Match on the string "text" in the entries below and return every matching line.

[Web page and app entries]
- - - -

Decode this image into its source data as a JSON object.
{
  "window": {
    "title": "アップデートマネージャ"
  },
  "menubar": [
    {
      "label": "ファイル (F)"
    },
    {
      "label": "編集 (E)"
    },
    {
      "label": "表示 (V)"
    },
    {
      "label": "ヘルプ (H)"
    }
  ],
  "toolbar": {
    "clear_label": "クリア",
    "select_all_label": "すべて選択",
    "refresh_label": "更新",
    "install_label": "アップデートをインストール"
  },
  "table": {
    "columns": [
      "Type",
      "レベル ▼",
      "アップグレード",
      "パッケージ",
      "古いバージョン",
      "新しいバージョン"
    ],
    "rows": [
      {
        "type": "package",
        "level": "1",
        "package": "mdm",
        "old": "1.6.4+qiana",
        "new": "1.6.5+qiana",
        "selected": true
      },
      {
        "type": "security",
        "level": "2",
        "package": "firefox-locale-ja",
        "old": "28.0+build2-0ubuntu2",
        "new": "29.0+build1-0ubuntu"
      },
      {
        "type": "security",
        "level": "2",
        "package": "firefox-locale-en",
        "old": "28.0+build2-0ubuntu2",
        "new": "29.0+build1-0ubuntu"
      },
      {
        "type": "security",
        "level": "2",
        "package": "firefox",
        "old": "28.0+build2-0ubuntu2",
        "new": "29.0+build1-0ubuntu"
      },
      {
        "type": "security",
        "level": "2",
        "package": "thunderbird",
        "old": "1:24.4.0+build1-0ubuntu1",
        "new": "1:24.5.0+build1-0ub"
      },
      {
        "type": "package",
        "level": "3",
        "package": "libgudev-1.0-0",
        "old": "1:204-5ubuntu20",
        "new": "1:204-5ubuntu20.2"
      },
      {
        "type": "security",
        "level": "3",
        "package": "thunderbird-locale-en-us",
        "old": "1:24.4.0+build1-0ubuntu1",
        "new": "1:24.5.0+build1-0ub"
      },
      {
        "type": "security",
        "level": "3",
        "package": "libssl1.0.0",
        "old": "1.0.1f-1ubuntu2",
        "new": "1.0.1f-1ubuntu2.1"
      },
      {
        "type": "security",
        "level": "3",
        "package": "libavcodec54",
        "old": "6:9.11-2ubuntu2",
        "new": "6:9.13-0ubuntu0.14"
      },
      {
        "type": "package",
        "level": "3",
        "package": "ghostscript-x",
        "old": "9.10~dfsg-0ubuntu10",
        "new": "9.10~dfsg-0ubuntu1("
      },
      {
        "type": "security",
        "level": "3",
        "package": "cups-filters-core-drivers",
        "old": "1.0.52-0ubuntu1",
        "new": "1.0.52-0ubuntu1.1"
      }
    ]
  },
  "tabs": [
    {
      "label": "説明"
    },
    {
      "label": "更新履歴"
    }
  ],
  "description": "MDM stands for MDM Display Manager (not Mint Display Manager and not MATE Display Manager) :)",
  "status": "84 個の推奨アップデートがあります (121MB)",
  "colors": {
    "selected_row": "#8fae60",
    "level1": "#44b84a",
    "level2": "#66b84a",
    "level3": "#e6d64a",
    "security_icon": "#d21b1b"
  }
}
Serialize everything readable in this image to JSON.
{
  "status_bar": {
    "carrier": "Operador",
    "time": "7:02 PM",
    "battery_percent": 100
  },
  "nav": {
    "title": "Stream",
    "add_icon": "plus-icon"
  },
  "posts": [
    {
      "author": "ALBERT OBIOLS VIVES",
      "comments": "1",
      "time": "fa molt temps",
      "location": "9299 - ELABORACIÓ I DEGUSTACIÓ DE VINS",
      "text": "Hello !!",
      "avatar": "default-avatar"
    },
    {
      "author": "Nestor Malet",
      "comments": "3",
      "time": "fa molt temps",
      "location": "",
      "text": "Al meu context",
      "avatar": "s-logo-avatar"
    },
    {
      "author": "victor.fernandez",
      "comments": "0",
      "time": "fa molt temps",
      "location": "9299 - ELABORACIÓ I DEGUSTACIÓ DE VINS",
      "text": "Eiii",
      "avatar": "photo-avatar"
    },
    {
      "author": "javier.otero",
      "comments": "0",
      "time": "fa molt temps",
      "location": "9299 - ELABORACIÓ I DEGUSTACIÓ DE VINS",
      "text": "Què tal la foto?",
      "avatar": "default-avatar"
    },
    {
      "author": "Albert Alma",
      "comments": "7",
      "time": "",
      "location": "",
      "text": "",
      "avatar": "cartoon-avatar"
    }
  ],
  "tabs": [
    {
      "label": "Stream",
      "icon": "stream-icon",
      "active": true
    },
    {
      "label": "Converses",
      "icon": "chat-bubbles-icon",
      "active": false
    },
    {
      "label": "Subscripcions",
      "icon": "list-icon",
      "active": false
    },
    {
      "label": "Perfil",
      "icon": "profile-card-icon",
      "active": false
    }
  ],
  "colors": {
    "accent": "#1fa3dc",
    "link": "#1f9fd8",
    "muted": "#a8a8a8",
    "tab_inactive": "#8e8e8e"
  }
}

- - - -

▶ _Output for this exercise_:
      "text": "Hello !!",
      "text": "Al meu context",
      "text": "Eiii",
      "text": "Què tal la foto?",
      "text": "",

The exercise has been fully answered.